Recovery

You must rest with the leg elevated for the first 48 hours (essential walking only). It is important that you do not interfere with the dressings and keep them dry. You can buy a purpose made waterproof cover to keep the leg dry, (Limbo M100 above the knee) at the hospital.
Professor Tagoe will see you for a dressing change 3-4 days post-surgery, at which point most patients can then return to walking to tolerance around the house.
After 10 days the dressings and stitches will be removed, and you are advised to return to a trainer. At this stage you can wash your foot and gradually increase your activities. Once out of the post-operative shoe you can drive your car as and when you feel safe. If there is a wire through the toe, this normally removed at six weeks. Physiotherapy is not normally required.

Full recovery can take up to six months

Outcome

This type of surgery aims to straighten the toe, allowing you to wear a greater range of footwear without discomfort.

Possible complications

Most patients have an uneventful recovery. Outlined below are the common problems or those rare complications with serious outcomes. In cases where we don’t have accurate audit, we have used published results from the podiatric literature. These are accompanied by an asterisk *

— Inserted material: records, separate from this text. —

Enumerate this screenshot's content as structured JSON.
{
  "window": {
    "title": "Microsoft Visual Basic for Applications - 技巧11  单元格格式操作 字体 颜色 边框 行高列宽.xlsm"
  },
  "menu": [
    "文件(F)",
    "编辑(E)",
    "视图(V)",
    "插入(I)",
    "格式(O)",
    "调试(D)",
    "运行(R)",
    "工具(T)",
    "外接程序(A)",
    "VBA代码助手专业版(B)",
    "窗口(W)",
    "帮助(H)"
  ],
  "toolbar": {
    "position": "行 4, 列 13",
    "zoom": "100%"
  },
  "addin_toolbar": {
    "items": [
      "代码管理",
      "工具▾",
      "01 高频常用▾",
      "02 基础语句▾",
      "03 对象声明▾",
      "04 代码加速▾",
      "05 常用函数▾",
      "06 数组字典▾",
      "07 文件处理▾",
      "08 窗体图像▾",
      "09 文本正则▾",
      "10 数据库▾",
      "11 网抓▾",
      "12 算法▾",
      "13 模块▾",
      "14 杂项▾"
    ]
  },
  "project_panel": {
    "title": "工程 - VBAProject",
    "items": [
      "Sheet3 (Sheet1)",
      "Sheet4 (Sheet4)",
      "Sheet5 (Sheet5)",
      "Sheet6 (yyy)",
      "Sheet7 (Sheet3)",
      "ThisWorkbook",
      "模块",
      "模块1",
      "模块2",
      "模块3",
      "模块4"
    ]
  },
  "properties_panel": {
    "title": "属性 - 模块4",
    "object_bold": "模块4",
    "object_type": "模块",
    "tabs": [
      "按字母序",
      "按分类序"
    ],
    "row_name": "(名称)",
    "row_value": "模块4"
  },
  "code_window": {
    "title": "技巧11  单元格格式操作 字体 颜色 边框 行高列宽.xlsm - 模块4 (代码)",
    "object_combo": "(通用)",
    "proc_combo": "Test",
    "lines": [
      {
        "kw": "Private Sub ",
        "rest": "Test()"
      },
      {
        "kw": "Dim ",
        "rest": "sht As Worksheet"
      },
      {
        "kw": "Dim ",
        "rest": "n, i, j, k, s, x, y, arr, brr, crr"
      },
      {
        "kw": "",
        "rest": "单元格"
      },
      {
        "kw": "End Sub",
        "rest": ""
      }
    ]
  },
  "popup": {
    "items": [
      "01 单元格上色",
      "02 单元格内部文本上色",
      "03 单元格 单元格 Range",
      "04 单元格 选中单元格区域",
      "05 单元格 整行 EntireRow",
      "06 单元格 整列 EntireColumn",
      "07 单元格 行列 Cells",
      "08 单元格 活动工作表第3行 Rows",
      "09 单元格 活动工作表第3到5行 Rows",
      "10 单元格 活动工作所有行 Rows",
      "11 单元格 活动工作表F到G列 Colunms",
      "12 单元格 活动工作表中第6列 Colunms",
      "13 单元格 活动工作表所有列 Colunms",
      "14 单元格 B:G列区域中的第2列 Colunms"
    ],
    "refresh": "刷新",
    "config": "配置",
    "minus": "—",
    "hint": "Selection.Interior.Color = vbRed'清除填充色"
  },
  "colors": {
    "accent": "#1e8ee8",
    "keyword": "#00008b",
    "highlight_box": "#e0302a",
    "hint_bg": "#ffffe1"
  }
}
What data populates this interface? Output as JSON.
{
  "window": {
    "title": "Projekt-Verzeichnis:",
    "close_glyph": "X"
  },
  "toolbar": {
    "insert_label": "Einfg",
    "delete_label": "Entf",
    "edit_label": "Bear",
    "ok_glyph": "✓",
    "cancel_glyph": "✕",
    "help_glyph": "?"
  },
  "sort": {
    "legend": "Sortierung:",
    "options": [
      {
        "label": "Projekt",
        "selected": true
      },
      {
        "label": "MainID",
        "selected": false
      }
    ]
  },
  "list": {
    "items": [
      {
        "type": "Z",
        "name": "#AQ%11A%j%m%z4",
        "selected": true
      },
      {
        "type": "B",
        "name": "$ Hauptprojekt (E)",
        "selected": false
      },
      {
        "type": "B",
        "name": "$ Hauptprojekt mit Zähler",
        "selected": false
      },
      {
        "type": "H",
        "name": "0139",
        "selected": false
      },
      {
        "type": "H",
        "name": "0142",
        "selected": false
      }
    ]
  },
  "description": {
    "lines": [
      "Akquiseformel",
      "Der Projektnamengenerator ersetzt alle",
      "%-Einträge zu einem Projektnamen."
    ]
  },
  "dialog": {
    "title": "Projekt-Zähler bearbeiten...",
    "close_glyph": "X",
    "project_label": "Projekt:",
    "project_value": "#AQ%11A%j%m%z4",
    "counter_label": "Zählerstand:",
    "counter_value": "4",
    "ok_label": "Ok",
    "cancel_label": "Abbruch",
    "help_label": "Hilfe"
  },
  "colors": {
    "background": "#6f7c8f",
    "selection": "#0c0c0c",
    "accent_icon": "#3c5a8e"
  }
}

  • Prolonged swelling taking more than 6 months to resolve occurs 1 in every 500 operations*
  • Haematoma – a painful accumulation of blood within the operation site.
  • Thick and or sensitive scar
  • Adverse reaction to the post-operative pain killers. 1 in every 50 patients report that the codeine preparations can make them feel sick*
  • Infection of soft tissue. The incidence is 1 in every 83 operations*
  • Delayed healing of soft tissue
  • Circulatory impairment with tissue loss occurred in 3 out of 9000 patients over a 10-year period
  • Deep vein thrombosis which can result in a clot in the lung is potentially a life-threatening condition. Deep vein thrombosis requiring treatment, within the published literature, is 0.3% *
  • Chronic pain syndrome: this is where the nervous system dealing with pain over reacts in a prolonged manner often to a minor incident. This normally requires management by specialists in this condition and does not always resolve. This is a rare complication with no audit data available

The risk of having a complication can be minimised when the patient and all those concerned with the operation and aftercare work together. This starts with the pre- operative screening and continues through to rehabilitation.

Pre-operative screening of your health allows us to determine whether you are fit for surgery. Further investigations and the advice of other surgical and medical specialities will be sought as required. We will ensure that the operation is performed effectively and with the minimum of trauma.

You can improve the healing process and reduce the risks of complications by:

  • Adhering to the post-operative instructions which include resting and elevating the operated leg.
  • Keeping the wound clean and dry until advised otherwise is essential; please ask the team if you are not sure what to do.
  • Having a healthy diet is important; this provides the nutrition required for healing.
  • Smoking is associated with 20% increased risk of delayed or non-union of bones.
  • Alcohol can interact with the drugs that we will prescribe and in excess can impair wound healing.
  • Post-operative mobilisation when advised helps to improve the surgical outcome
Podiatric surgeons evaluate, diagnose, prevent and treat diseases, disorders and conditions affecting the foot and all associated structures. This is carried out in keeping with the individual’s education, training and experience, in accordance with the ethics of the profession and applicable law.

Podiatric surgeons are not medical doctors.

Podiatric Surgical Training

3 year: Degree in Podiatry (BSc)
2 year: Masters in the theory of podiatric surgery (MSc)
2 year: Surgical training programme
(Podiatric Surgical Trainee)

Final fellowship examinations
(Podiatric Surgeon)

3 year: Specialist training (Podiatric Registrar)
Accreditation with the Faculty of Podiatric Surgery
Consultant Podiatric Surgeon